SUPPLIED DATA START

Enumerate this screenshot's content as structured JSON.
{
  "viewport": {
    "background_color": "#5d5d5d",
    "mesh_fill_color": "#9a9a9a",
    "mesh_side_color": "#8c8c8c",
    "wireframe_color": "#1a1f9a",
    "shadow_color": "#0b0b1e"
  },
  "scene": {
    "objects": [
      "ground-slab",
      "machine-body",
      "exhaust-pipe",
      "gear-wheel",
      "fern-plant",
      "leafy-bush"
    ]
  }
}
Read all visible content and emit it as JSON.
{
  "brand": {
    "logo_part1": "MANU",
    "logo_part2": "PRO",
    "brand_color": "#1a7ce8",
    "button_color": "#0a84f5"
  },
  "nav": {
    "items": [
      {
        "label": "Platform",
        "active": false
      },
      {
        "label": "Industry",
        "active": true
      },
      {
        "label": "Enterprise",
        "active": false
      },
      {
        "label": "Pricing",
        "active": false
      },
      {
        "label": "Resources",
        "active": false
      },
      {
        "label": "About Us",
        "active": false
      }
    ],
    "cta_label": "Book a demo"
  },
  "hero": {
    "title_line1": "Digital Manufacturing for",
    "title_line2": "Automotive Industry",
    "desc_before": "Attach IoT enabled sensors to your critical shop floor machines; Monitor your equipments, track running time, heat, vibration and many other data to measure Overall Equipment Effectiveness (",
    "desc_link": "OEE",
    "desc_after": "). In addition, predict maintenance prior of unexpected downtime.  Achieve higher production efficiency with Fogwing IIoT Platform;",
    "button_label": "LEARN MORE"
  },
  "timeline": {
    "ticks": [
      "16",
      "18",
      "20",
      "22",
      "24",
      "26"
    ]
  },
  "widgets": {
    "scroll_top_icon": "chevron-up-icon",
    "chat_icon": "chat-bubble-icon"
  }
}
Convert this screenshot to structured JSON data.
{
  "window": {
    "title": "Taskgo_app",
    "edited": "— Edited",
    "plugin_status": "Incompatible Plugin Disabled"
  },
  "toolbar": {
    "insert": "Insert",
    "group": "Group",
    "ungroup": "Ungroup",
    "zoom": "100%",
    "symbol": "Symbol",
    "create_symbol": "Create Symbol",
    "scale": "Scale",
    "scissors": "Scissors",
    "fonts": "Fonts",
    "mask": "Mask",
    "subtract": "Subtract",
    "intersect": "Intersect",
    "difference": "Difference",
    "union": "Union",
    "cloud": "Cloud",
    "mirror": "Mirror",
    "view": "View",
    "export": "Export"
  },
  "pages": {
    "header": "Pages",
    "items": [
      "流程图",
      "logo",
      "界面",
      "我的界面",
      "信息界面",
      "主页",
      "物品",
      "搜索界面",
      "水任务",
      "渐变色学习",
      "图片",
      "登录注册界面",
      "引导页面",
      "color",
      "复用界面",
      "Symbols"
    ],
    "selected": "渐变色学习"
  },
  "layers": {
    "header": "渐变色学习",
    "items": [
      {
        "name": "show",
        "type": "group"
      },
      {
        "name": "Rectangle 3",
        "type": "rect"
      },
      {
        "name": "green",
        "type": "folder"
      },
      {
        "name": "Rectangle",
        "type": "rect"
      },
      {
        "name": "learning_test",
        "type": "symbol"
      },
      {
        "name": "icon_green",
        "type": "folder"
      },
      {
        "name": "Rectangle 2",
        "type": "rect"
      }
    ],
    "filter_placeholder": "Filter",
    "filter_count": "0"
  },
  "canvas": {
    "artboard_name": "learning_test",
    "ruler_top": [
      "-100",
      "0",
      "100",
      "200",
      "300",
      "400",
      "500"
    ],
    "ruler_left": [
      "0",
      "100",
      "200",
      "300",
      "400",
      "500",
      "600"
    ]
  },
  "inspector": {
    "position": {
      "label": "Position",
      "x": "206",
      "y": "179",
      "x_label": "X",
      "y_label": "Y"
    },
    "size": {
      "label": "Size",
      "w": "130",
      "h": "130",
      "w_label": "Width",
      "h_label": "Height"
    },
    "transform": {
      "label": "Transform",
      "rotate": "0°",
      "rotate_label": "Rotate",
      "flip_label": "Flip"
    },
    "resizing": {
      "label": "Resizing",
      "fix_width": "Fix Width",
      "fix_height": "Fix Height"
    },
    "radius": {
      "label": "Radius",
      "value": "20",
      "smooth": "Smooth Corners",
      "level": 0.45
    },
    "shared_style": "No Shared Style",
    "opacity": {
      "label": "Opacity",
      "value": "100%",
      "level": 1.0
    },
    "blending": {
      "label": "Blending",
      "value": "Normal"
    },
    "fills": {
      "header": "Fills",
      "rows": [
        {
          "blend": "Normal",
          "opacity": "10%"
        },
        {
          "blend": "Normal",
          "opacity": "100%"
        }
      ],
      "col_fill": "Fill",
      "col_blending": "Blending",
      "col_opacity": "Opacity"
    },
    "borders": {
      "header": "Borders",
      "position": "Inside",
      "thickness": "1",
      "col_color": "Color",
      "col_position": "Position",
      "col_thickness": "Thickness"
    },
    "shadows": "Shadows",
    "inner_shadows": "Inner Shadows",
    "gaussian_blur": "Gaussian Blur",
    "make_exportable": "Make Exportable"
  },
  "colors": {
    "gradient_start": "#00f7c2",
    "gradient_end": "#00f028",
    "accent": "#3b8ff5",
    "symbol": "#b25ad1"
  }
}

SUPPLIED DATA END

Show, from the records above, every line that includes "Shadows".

    "shadows": "Shadows",
    "inner_shadows": "Inner Shadows",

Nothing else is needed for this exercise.